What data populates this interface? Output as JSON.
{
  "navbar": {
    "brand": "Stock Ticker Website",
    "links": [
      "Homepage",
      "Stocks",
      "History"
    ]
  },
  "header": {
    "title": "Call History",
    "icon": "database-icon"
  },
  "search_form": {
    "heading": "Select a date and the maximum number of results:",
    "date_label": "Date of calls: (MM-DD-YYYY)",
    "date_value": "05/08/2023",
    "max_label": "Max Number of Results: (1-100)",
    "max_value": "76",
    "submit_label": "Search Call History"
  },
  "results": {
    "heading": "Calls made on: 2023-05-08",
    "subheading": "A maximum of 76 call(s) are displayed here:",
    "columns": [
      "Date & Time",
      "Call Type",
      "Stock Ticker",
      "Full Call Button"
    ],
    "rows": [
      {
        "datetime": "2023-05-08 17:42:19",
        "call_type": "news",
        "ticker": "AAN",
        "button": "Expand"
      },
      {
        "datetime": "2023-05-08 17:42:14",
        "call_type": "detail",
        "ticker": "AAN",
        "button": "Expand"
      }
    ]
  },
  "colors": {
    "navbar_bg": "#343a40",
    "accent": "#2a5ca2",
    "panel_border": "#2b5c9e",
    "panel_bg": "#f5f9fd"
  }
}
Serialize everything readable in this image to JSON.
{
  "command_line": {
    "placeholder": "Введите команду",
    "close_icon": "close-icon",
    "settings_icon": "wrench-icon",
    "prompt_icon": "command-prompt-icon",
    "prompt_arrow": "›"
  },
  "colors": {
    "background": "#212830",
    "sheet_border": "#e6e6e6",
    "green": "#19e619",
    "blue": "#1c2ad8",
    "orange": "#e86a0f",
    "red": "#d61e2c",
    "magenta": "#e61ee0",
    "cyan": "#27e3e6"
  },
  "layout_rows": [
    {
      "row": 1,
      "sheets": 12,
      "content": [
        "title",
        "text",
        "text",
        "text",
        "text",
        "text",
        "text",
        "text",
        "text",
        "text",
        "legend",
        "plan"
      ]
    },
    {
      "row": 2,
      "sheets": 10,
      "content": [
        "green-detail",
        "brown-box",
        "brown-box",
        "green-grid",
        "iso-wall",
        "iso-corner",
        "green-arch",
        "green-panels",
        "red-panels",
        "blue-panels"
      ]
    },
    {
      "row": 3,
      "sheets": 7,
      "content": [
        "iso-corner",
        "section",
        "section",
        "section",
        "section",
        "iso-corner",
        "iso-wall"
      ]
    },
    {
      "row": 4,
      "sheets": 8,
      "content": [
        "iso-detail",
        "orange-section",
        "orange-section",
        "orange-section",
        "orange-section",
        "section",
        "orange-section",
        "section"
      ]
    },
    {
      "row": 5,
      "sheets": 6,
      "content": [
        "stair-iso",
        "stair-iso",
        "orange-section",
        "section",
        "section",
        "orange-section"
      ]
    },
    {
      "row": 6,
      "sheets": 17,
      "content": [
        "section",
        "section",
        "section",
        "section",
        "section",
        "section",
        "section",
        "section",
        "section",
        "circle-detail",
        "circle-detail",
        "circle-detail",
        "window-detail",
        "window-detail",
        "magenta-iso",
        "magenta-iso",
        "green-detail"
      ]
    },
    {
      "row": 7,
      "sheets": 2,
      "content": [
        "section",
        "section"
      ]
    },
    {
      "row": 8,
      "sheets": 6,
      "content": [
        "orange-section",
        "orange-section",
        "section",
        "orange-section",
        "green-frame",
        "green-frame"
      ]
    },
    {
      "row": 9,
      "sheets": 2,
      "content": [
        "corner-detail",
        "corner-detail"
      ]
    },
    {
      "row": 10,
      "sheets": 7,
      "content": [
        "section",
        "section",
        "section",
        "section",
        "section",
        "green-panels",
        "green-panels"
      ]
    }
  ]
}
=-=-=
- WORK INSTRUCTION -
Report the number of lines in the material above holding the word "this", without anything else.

- TASK RESULT -
2